Postgame analysis of the Nats' 4-2 win over the Miami Marlins in the series finale at Nationals Park:
How it happened: Jayson Werth was hitless through the Nationals' first three games this season, and with an unusual amount of off-days in between those games, was anxiously waiting his opportunity to finally break through. That moment came in the bottom of the seventh on Sunday, as Werth landed an RBI single to right-center field off former teammate Edwin Jackson, a hit that produced a big RBI in the Nats' 4-2 win over the Miami Marlins. Joe Ross was excellent in his season debut, Bryce Harper had two doubles, Anthony Rendon added three hits and the Nats moved to 3-1 on the season with the Braves up next.

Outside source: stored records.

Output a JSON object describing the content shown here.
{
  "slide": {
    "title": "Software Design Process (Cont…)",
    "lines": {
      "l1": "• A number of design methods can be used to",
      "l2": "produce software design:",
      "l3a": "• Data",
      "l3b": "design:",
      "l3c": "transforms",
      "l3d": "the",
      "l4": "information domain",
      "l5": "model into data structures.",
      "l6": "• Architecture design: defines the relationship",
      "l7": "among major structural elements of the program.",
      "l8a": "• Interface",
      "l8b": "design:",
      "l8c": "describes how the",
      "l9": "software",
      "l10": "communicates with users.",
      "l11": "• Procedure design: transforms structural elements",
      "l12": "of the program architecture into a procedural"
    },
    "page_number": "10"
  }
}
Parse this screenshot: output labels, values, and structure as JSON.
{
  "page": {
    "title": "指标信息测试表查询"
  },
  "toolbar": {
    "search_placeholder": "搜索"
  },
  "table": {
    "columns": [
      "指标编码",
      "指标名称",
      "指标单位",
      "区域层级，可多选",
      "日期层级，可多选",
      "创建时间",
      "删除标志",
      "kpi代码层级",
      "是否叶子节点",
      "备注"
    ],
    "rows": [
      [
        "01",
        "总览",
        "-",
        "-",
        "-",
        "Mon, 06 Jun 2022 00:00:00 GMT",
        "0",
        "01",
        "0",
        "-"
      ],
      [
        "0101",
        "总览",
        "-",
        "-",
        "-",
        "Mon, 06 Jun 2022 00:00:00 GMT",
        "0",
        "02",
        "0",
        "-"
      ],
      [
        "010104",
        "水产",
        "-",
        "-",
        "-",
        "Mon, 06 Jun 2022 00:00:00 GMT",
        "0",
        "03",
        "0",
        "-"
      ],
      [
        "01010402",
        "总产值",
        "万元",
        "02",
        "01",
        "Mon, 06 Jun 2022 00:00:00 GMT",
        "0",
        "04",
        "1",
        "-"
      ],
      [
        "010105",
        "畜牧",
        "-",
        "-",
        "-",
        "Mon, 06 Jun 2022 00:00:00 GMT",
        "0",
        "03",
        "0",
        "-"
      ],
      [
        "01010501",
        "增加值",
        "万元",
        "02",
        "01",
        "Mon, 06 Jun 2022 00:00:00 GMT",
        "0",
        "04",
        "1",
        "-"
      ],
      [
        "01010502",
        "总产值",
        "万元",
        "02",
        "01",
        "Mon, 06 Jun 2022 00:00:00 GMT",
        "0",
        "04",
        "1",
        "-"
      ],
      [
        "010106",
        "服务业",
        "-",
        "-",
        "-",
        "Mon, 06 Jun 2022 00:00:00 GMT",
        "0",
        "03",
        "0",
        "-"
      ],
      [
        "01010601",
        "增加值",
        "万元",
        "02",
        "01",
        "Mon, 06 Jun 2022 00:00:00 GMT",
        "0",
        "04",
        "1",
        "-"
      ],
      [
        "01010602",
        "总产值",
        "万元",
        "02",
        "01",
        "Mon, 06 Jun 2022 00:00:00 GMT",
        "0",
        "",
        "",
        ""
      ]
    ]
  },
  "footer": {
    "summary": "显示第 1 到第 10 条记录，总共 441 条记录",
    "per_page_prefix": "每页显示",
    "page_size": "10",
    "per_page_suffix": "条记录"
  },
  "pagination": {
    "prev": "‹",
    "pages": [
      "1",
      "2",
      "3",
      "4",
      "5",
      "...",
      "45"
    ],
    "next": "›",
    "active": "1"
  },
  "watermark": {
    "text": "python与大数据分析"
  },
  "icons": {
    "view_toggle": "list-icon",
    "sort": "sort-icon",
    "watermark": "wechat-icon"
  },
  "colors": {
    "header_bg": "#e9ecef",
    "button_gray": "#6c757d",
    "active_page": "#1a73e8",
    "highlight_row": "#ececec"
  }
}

What it means: The Nationals have to come away from this one encouraged by not only Werth getting his first hit of the season, but also Michael Taylor and Clint Robinson, who each had singles. Ross bounced back from a disastrous final spring outing to keep in check a deep and talented Marlins' lineup. The Nationals came away with a series split against a Marlins team that has a chance to surprise in the NL East this season.
Werth comes through: Werth can now breathe a giant sigh of relief. The 36-year-old outfielder went hitless in his first 13 at-bats this season before finally landing one in the bottom of the seventh inning on Sunday. His first hit, though, was a big one as he dropped in a single with the bases loaded against Marlins reliever - and former Nats starter - Jackson. The Marlins, in fact, intentionally walked Daniel Murphy to set up that matchup. Werth came up with one out and the bases loaded and delivered. It helped redeem him from grounding into a forceout with the bases loaded to end the fifth.

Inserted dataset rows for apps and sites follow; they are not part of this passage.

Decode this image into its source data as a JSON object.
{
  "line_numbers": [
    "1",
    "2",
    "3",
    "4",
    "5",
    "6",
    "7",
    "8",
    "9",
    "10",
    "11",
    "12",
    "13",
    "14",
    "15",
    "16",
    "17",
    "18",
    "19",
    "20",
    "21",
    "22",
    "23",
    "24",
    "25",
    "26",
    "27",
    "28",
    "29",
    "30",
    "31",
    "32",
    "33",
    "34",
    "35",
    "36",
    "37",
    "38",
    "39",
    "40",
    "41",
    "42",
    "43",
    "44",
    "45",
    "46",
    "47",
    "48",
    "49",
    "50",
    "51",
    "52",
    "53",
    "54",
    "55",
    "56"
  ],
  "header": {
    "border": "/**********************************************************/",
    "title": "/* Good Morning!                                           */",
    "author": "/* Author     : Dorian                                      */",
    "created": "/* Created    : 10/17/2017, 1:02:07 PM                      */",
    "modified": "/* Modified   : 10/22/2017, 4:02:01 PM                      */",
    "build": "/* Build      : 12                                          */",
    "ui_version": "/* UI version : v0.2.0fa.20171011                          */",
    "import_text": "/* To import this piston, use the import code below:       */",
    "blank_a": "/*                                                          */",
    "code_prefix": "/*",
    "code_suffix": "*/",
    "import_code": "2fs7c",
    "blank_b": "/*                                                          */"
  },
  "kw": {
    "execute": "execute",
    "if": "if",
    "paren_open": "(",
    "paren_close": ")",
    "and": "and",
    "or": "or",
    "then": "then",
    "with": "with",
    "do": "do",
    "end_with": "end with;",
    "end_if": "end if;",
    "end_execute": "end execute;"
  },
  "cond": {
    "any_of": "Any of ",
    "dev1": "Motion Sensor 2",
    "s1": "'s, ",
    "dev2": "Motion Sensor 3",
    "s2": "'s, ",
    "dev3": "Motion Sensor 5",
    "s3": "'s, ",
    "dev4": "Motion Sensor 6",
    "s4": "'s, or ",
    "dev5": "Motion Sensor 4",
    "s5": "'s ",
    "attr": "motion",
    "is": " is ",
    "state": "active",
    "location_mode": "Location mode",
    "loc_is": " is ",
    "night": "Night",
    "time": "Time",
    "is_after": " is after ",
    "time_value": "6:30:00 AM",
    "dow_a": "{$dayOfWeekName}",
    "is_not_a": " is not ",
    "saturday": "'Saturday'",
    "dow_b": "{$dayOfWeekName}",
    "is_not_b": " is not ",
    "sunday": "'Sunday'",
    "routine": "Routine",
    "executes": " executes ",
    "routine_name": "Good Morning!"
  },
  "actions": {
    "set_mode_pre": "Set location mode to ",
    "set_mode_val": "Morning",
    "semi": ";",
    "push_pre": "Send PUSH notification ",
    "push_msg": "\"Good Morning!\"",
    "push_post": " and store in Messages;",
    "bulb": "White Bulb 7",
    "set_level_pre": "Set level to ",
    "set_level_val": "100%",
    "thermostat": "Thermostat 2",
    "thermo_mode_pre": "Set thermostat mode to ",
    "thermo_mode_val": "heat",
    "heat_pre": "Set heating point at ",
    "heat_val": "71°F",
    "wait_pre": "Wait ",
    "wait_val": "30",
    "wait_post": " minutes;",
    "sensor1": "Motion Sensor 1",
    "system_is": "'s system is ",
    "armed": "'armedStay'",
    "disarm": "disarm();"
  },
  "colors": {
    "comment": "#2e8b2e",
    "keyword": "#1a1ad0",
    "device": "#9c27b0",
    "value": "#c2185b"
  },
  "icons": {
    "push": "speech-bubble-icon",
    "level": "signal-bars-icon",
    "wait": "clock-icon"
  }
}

Big Boy also pitches in: Manager Dusty Baker gave Ryan Zimmerman the day off in part to get Robinson, whom he has nicknamed 'Big Boy,' some at-bats. The decision paid off, as Robinson singled home two insurance runs in the bottom of the seventh on his first hit of the 2016 season. Robinson only had two at-bats before Sunday's win, but showed why he is an excellent replacement in the event of a Zimmerman day off. His two runs proved pivotal, as closer Jonathan Papelbon allowed a solo homer to Christian Yelich in the ninth, making it a 4-2 game.
Strong debut for Ross: For how bad Ross was in his final spring outing when he gave up eight runs on 12 hits to the Twins, he put that behind him with a convincing season debut on Sunday. Ross went seven innings with just one run allowed on five hits with five strikeouts and two walks. He threw 97 pitches and capped off his afternoon with a nine-pitch seventh inning. The lone run Ross surrendered came in the first inning on a single by Giancarlo Stanton. That brought home Dee Gordon, who tripled, but a subsequent double play by Martin Prado limited the damage. All in all a strong first showing from Ross, whose sinker was particularly sharp.

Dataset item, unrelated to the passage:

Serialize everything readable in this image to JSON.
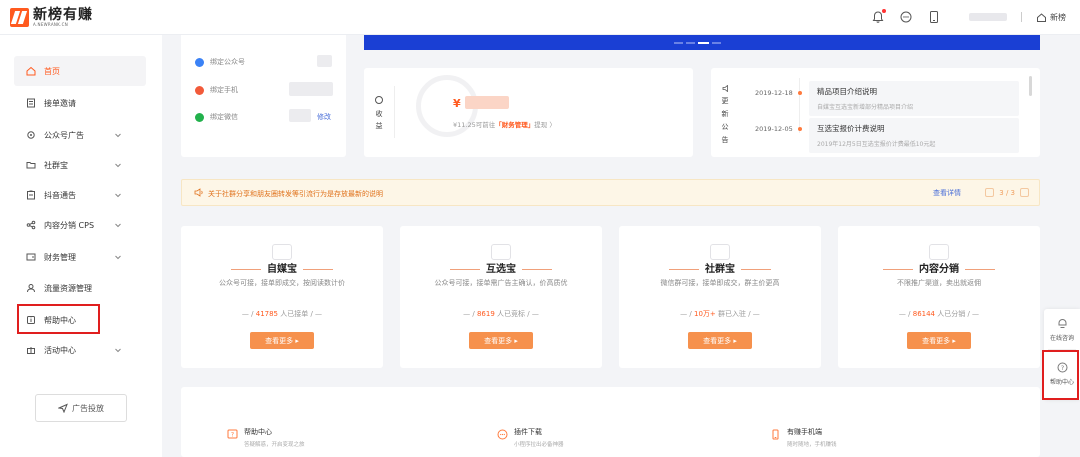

Harper off to scorching start: It has perhaps gone unnoticed by some given that great things are expected of Harper these days, but the start he is off to this season is something to marvel at. Harper went 2-for-3 on Sunday and is now 5-for-13 on the season with two homers, three RBI, three doubles, five walks and three runs scored. Harper had two doubles in the win and the second was the 100th total for his career. He is also just one homer away from 100 career bombs.
Taylor also finally gets a hit: After leading the Nats in hits during spring training, Taylor found himself in a slump through the team's first three regular season games, going hitless in his first 11 at-bats. That streak ended on Sunday, however, as Taylor singled his second time up, in his 13th at-bat of the year. It was just one hit and that's all Taylor produced on Sunday, but it's a positive sign for a player that Nationals really need to heat up with Ben Revere on the disabled list.
Up next: The Nats continue their homestand with the Atlanta Braves coming to Washington for a four-game series. Max Scherzer (0-0, 2.57) will take the mound with right-hander Bud Norris (0-1, 3.86) as his counterpart.